▸ **Exercise description**:
Only the number is wanted: how many lines of the data contain "pháp"?

[[ Data records open ]]

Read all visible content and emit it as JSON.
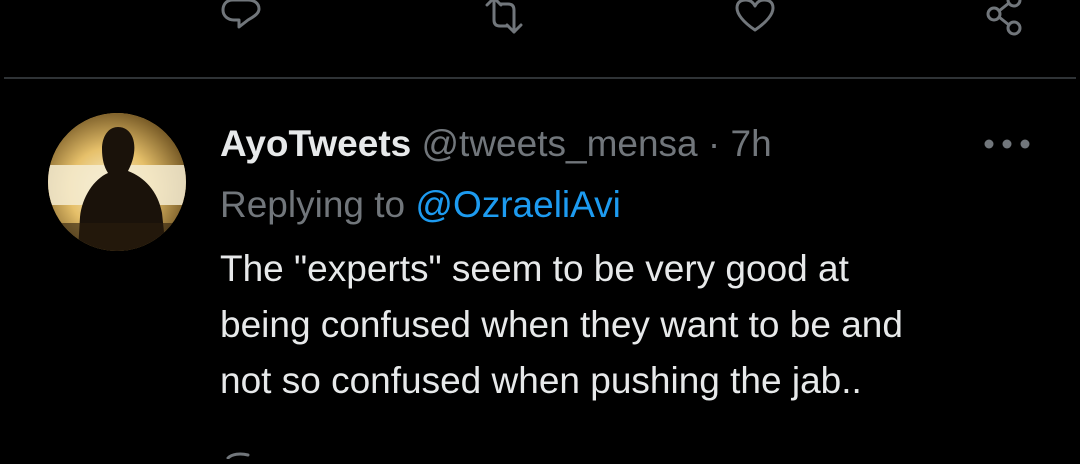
{
  "previous_tweet_actions": {
    "icons": [
      "reply-icon",
      "retweet-icon",
      "like-icon",
      "share-icon"
    ]
  },
  "tweet": {
    "display_name": "AyoTweets",
    "handle": "@tweets_mensa",
    "separator": "·",
    "time": "7h",
    "replying_prefix": "Replying to",
    "replying_to": "@OzraeliAvi",
    "text_lines": [
      "The \"experts\" seem to be very good at",
      "being confused when they want to be and",
      "not so confused when pushing the jab.."
    ]
  },
  "colors": {
    "background": "#000000",
    "primary_text": "#e7e9ea",
    "secondary_text": "#71767b",
    "accent": "#1d9bf0",
    "divider": "#2f3336"
  }
}
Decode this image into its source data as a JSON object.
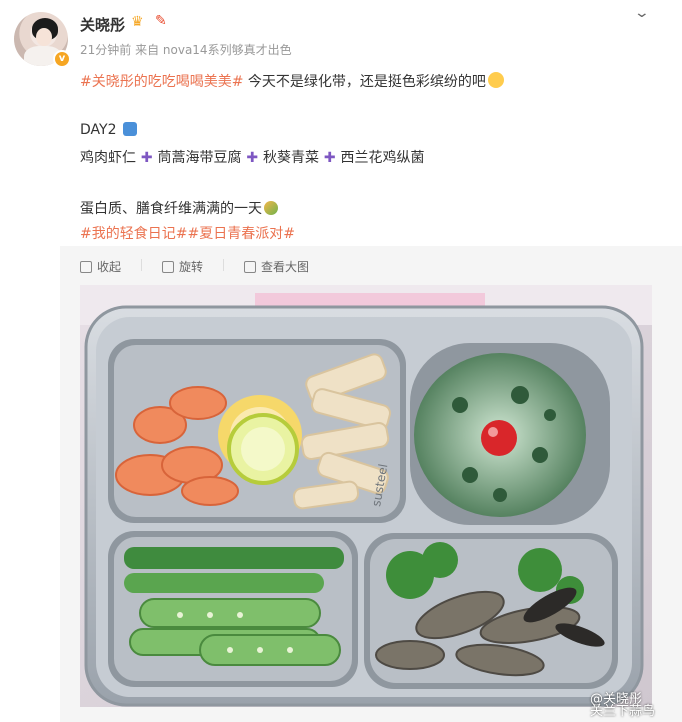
{
  "post": {
    "author": "关晓彤",
    "meta": "21分钟前  来自 nova14系列够真才出色",
    "hashtag1": "#关晓彤的吃吃喝喝美美#",
    "line1": " 今天不是绿化带，还是挺色彩缤纷的吧",
    "day": "DAY2",
    "food1": "鸡肉虾仁",
    "food2": "茼蒿海带豆腐",
    "food3": "秋葵青菜",
    "food4": "西兰花鸡纵菌",
    "line3": "蛋白质、膳食纤维满满的一天",
    "hashtags2": "#我的轻食日记##夏日青春派对#"
  },
  "actions": {
    "collapse": "收起",
    "rotate": "旋转",
    "view_large": "查看大图"
  },
  "watermark": {
    "line1": "@关晓彤",
    "line2": "关兰下蒜鸟"
  },
  "colors": {
    "tag": "#eb7350",
    "plus": "#7e57c2",
    "badge": "#f6a623"
  }
}
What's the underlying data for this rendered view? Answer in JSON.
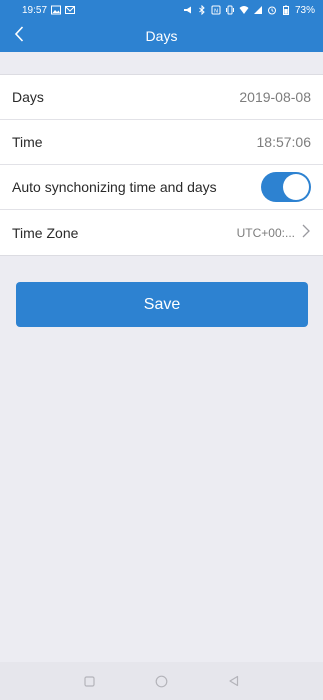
{
  "status_bar": {
    "time": "19:57",
    "battery": "73%",
    "left_icons": [
      "image-icon",
      "mail-icon"
    ],
    "right_icons": [
      "megaphone-icon",
      "bluetooth-icon",
      "nfc-icon",
      "vibrate-icon",
      "wifi-icon",
      "signal-icon",
      "alarm-icon",
      "battery-icon"
    ]
  },
  "header": {
    "title": "Days",
    "back_icon": "chevron-left-icon"
  },
  "settings": {
    "days": {
      "label": "Days",
      "value": "2019-08-08"
    },
    "time": {
      "label": "Time",
      "value": "18:57:06"
    },
    "auto_sync": {
      "label": "Auto synchonizing time and days",
      "enabled": true
    },
    "timezone": {
      "label": "Time Zone",
      "value": "UTC+00:..."
    }
  },
  "actions": {
    "save_label": "Save"
  },
  "nav_bar": {
    "icons": [
      "recents-square-icon",
      "home-circle-icon",
      "back-triangle-icon"
    ]
  },
  "colors": {
    "primary": "#2d82d1",
    "background": "#ececf2",
    "card": "#ffffff"
  }
}
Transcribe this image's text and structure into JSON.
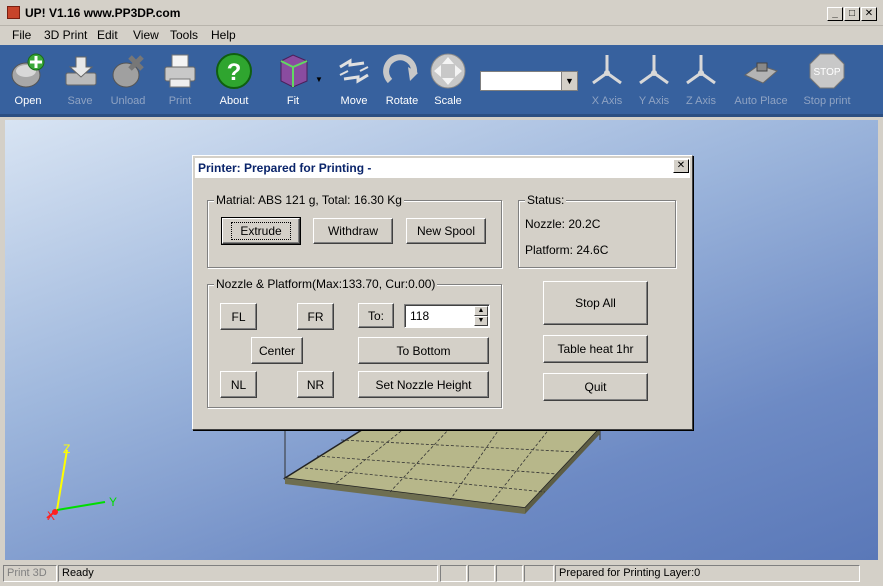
{
  "window": {
    "title": "UP! V1.16  www.PP3DP.com",
    "controls": {
      "minimize": "_",
      "maximize": "□",
      "close": "✕"
    }
  },
  "menu": [
    "File",
    "3D Print",
    "Edit",
    "View",
    "Tools",
    "Help"
  ],
  "toolbar": {
    "open": "Open",
    "save": "Save",
    "unload": "Unload",
    "print": "Print",
    "about": "About",
    "fit": "Fit",
    "move": "Move",
    "rotate": "Rotate",
    "scale": "Scale",
    "combo_value": "",
    "x_axis": "X Axis",
    "y_axis": "Y Axis",
    "z_axis": "Z Axis",
    "auto_place": "Auto Place",
    "stop_print": "Stop print",
    "stop_sign": "STOP"
  },
  "viewport": {
    "axis_z": "Z",
    "axis_y": "Y",
    "axis_x": "X"
  },
  "status_bar": {
    "mode": "Print 3D",
    "state": "Ready",
    "message": "Prepared for Printing Layer:0"
  },
  "dialog": {
    "title": "Printer: Prepared for Printing -",
    "close": "✕",
    "material_group": "Matrial: ABS 121 g,  Total: 16.30 Kg",
    "extrude": "Extrude",
    "withdraw": "Withdraw",
    "new_spool": "New Spool",
    "status_group": "Status:",
    "nozzle": "Nozzle: 20.2C",
    "platform": "Platform: 24.6C",
    "nozzle_group": "Nozzle & Platform(Max:133.70, Cur:0.00)",
    "fl": "FL",
    "fr": "FR",
    "center": "Center",
    "nl": "NL",
    "nr": "NR",
    "to_label": "To:",
    "to_value": "118",
    "to_bottom": "To Bottom",
    "set_nozzle_height": "Set Nozzle Height",
    "stop_all": "Stop All",
    "table_heat": "Table heat 1hr",
    "quit": "Quit"
  }
}
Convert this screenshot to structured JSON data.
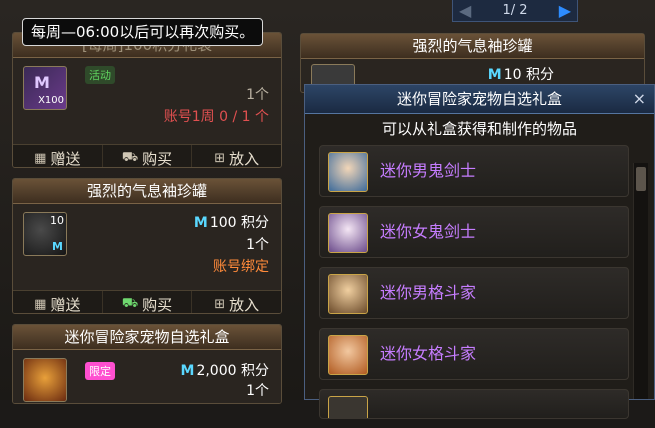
{
  "tooltip": "每周—06:00以后可以再次购买。",
  "pager": {
    "text": "1/ 2"
  },
  "card1": {
    "title": "[每周]100积分礼袋",
    "icon_count": "X100",
    "tag": "活动",
    "qty": "1个",
    "note": "账号1周 0 / 1 个",
    "buttons": [
      "赠送",
      "购买",
      "放入"
    ]
  },
  "card2": {
    "title": "强烈的气息袖珍罐",
    "icon_count": "10",
    "icon_m": "M",
    "price_value": "100",
    "price_unit": "积分",
    "qty": "1个",
    "note": "账号绑定",
    "buttons": [
      "赠送",
      "购买",
      "放入"
    ]
  },
  "card3": {
    "title": "迷你冒险家宠物自选礼盒",
    "tag": "限定",
    "price_value": "2,000",
    "price_unit": "积分",
    "qty": "1个"
  },
  "right_card": {
    "title": "强烈的气息袖珍罐",
    "price_value": "10",
    "price_unit": "积分"
  },
  "popup": {
    "title": "迷你冒险家宠物自选礼盒",
    "close": "×",
    "subtitle": "可以从礼盒获得和制作的物品",
    "items": [
      {
        "name": "迷你男鬼剑士"
      },
      {
        "name": "迷你女鬼剑士"
      },
      {
        "name": "迷你男格斗家"
      },
      {
        "name": "迷你女格斗家"
      }
    ]
  },
  "colors": {
    "accent_blue": "#5ad8ff",
    "item_purple": "#c67dff",
    "note_orange": "#ff8a3a",
    "note_red": "#e05050",
    "tag_green": "#5fd35f",
    "tag_pink": "#ff4fd0"
  },
  "icons": {
    "gift": "gift-icon",
    "buy": "cart-icon",
    "store": "basket-icon"
  }
}
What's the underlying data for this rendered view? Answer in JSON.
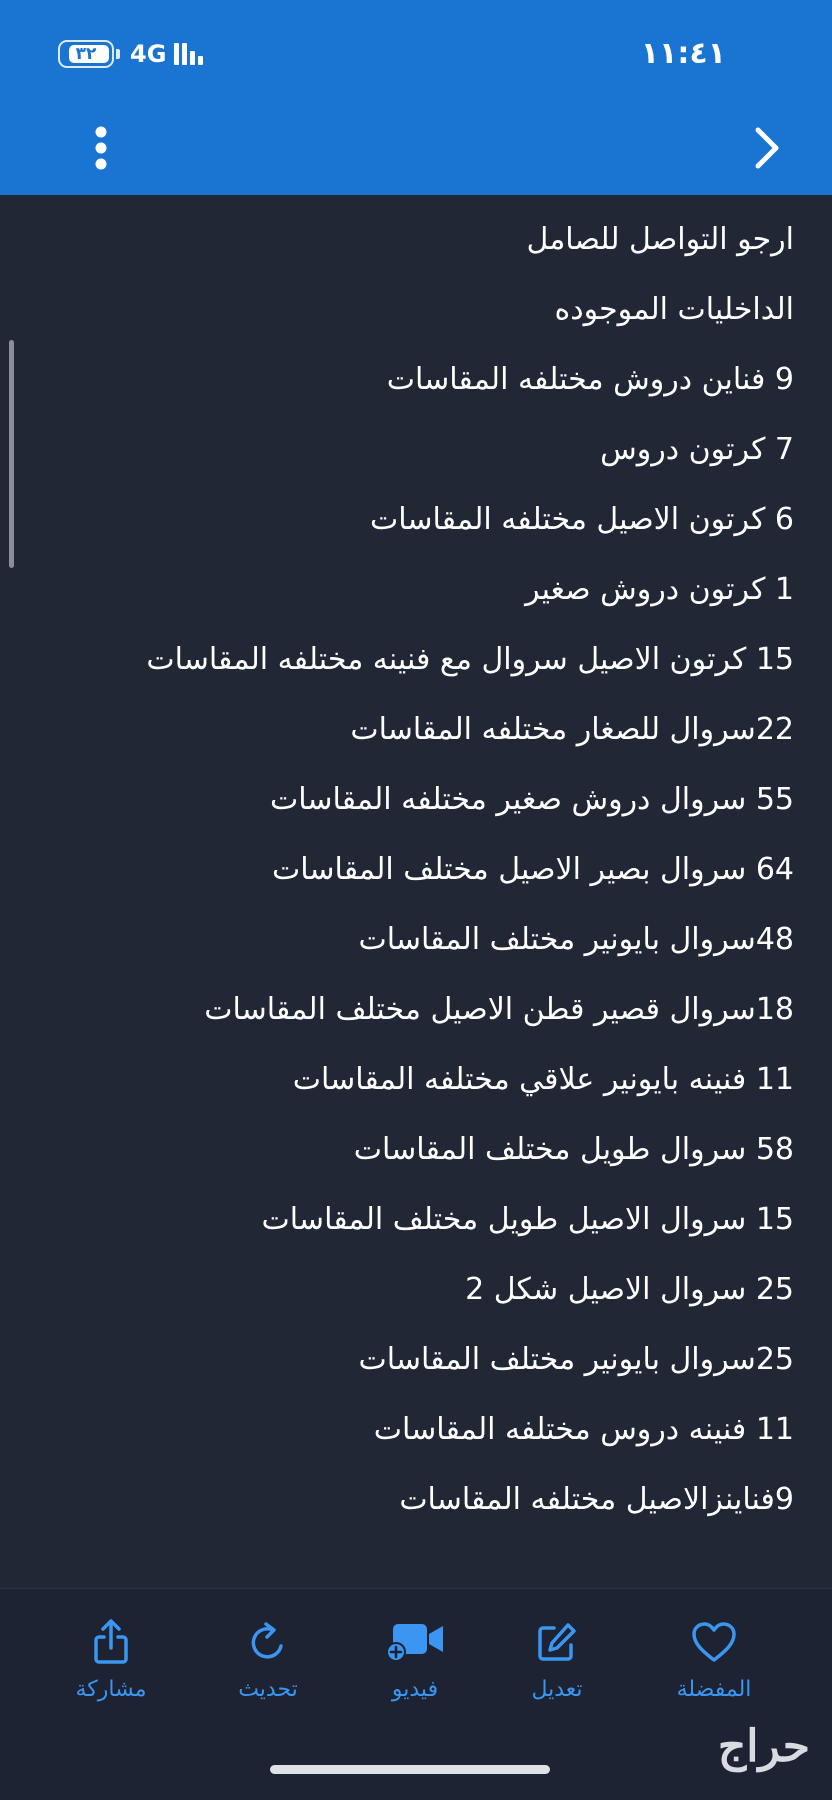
{
  "status_bar": {
    "time": "١١:٤١",
    "battery": "٣٢",
    "network": "4G"
  },
  "header": {
    "back_icon": "chevron-right-icon",
    "menu_icon": "more-vertical-icon",
    "background_color": "#1a75d2"
  },
  "content": {
    "lines": [
      "ارجو التواصل للصامل",
      "الداخليات الموجوده",
      "9 فناين دروش مختلفه المقاسات",
      "7 كرتون دروس",
      "6 كرتون الاصيل مختلفه المقاسات",
      "1 كرتون دروش صغير",
      "15 كرتون الاصيل سروال مع فنينه مختلفه المقاسات",
      "22سروال للصغار مختلفه المقاسات",
      "55 سروال دروش صغير مختلفه المقاسات",
      "64 سروال بصير الاصيل مختلف المقاسات",
      "48سروال بايونير مختلف المقاسات",
      "18سروال قصير قطن الاصيل مختلف المقاسات",
      "11 فنينه بايونير علاقي مختلفه المقاسات",
      "58 سروال طويل مختلف المقاسات",
      "15 سروال الاصيل طويل مختلف المقاسات",
      "25 سروال الاصيل شكل 2",
      "25سروال بايونير مختلف المقاسات",
      "11 فنينه دروس مختلفه المقاسات",
      "9فناينزالاصيل مختلفه المقاسات"
    ]
  },
  "toolbar": {
    "favorite": {
      "label": "المفضلة",
      "icon": "heart-icon"
    },
    "edit": {
      "label": "تعديل",
      "icon": "edit-icon"
    },
    "video": {
      "label": "فيديو",
      "icon": "video-add-icon"
    },
    "refresh": {
      "label": "تحديث",
      "icon": "refresh-icon"
    },
    "share": {
      "label": "مشاركة",
      "icon": "share-icon"
    },
    "accent_color": "#3a96f0"
  },
  "brand": {
    "logo_text": "حراج"
  }
}
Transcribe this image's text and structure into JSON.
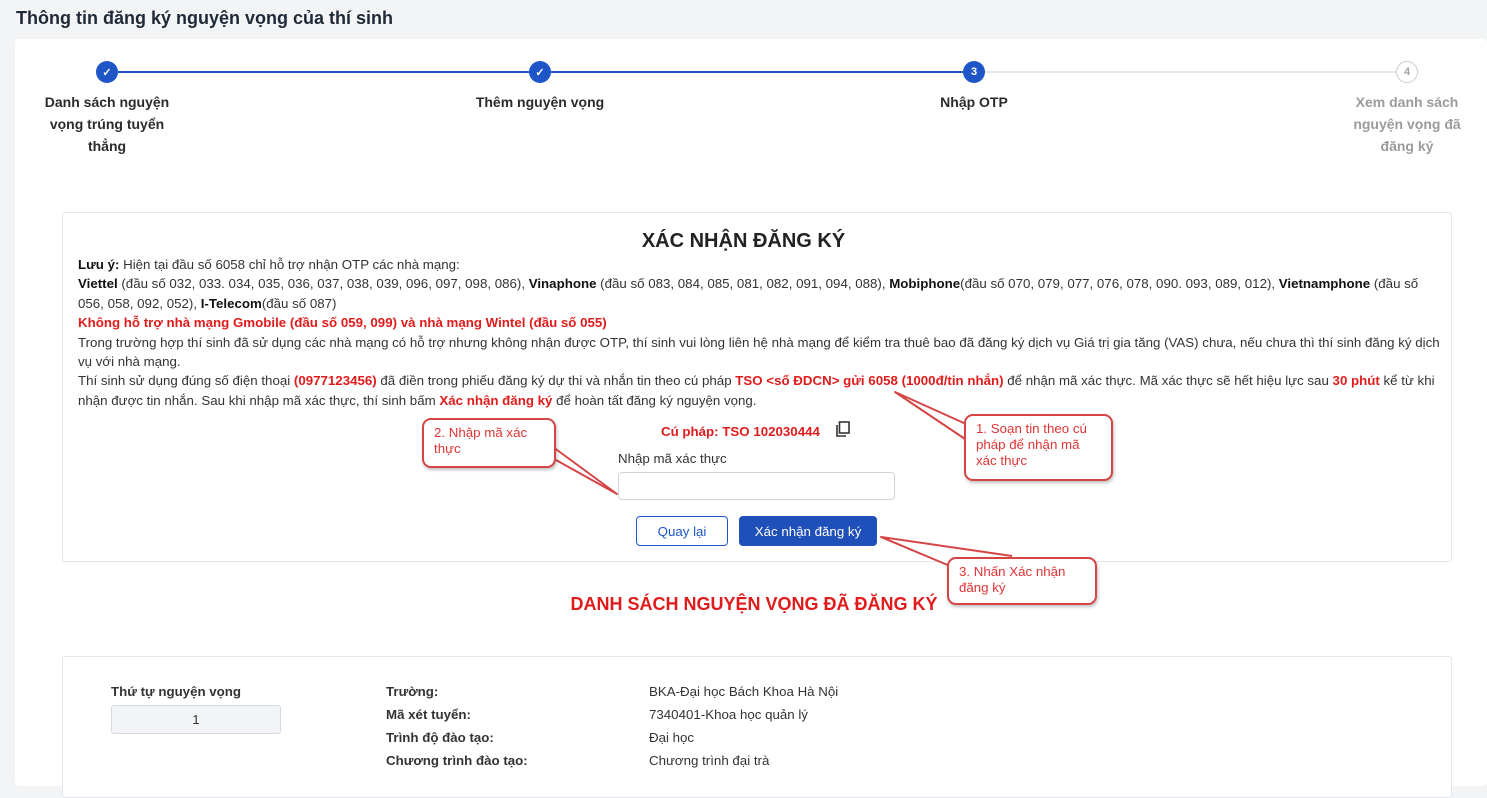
{
  "page_title": "Thông tin đăng ký nguyện vọng của thí sinh",
  "stepper": {
    "steps": [
      {
        "label": "Danh sách nguyện vọng trúng tuyển thẳng",
        "state": "done",
        "mark": "✓"
      },
      {
        "label": "Thêm nguyện vọng",
        "state": "done",
        "mark": "✓"
      },
      {
        "label": "Nhập OTP",
        "state": "active",
        "mark": "3"
      },
      {
        "label": "Xem danh sách nguyện vọng đã đăng ký",
        "state": "pending",
        "mark": "4"
      }
    ]
  },
  "confirm": {
    "title": "XÁC NHẬN ĐĂNG KÝ",
    "note_prefix": "Lưu ý:",
    "note_text": " Hiện tại đầu số 6058 chỉ hỗ trợ nhận OTP các nhà mạng:",
    "carriers": [
      {
        "name": "Viettel",
        "detail": " (đầu số 032, 033. 034, 035, 036, 037, 038, 039, 096, 097, 098, 086), "
      },
      {
        "name": "Vinaphone",
        "detail": " (đầu số 083, 084, 085, 081, 082, 091, 094, 088), "
      },
      {
        "name": "Mobiphone",
        "detail": "(đầu số 070, 079, 077, 076, 078, 090. 093, 089, 012), "
      },
      {
        "name": "Vietnamphone",
        "detail": " (đầu số 056, 058, 092, 052), "
      },
      {
        "name": "I-Telecom",
        "detail": "(đầu số 087)"
      }
    ],
    "unsupported": "Không hỗ trợ nhà mạng Gmobile (đầu số 059, 099) và nhà mạng Wintel (đầu số 055)",
    "vas_note": "Trong trường hợp thí sinh đã sử dụng các nhà mạng có hỗ trợ nhưng không nhận được OTP, thí sinh vui lòng liên hệ nhà mạng để kiểm tra thuê bao đã đăng ký dịch vụ Giá trị gia tăng (VAS) chưa, nếu chưa thì thí sinh đăng ký dịch vụ với nhà mạng.",
    "phone_1": "Thí sinh sử dụng đúng số điện thoại ",
    "phone_number": "(0977123456)",
    "phone_2": " đã điền trong phiếu đăng ký dự thi và nhắn tin theo cú pháp ",
    "sms_syntax": "TSO <số ĐDCN> gửi 6058 (1000đ/tin nhắn)",
    "phone_3": " để nhận mã xác thực. Mã xác thực sẽ hết hiệu lực sau ",
    "expiry": "30 phút",
    "phone_4": " kể từ khi nhận được tin nhắn. Sau khi nhập mã xác thực, thí sinh bấm ",
    "confirm_word": "Xác nhận đăng ký",
    "phone_5": " để hoàn tất đăng ký nguyện vọng.",
    "syntax_line": "Cú pháp: TSO 102030444",
    "otp_label": "Nhập mã xác thực",
    "otp_value": "",
    "back_label": "Quay lại",
    "submit_label": "Xác nhận đăng ký"
  },
  "callouts": {
    "c1": "1. Soạn tin theo cú pháp để nhận mã xác thực",
    "c2": "2. Nhập mã xác thực",
    "c3": "3. Nhấn Xác nhận đăng ký"
  },
  "list": {
    "title": "DANH SÁCH NGUYỆN VỌNG ĐÃ ĐĂNG KÝ",
    "order_label": "Thứ tự nguyện vọng",
    "order_value": "1",
    "fields": [
      {
        "key": "Trường:",
        "value": "BKA-Đại học Bách Khoa Hà Nội"
      },
      {
        "key": "Mã xét tuyển:",
        "value": "7340401-Khoa học quản lý"
      },
      {
        "key": "Trình độ đào tạo:",
        "value": "Đại học"
      },
      {
        "key": "Chương trình đào tạo:",
        "value": "Chương trình đại trà"
      }
    ]
  },
  "colors": {
    "primary": "#1f56c7",
    "danger": "#e01b1b",
    "callout_border": "#d64545"
  }
}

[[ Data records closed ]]

▸ **Result below**:
3